*Aim of the exercise:* The expected output is each line below containing "handle", copied in full.
*** Block opens ***
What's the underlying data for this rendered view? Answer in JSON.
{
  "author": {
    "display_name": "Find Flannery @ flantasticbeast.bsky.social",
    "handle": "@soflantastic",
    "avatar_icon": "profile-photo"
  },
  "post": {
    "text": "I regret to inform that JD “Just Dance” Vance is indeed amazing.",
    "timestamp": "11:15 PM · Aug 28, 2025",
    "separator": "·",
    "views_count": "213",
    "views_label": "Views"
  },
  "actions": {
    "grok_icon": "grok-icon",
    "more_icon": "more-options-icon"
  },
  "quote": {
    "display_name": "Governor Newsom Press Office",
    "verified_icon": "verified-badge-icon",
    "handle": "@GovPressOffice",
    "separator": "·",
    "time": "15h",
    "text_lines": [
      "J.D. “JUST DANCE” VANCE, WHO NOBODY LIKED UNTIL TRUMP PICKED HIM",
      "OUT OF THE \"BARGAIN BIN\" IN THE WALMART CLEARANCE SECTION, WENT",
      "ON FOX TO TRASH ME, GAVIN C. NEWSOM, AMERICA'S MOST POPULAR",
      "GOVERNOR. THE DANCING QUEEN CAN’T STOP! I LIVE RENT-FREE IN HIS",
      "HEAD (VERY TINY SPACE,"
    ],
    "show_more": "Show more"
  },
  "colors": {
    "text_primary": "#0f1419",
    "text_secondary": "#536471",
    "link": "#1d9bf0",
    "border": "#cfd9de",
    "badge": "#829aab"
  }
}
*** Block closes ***
*Completed task:*
    "handle": "@soflantastic",
    "handle": "@GovPressOffice",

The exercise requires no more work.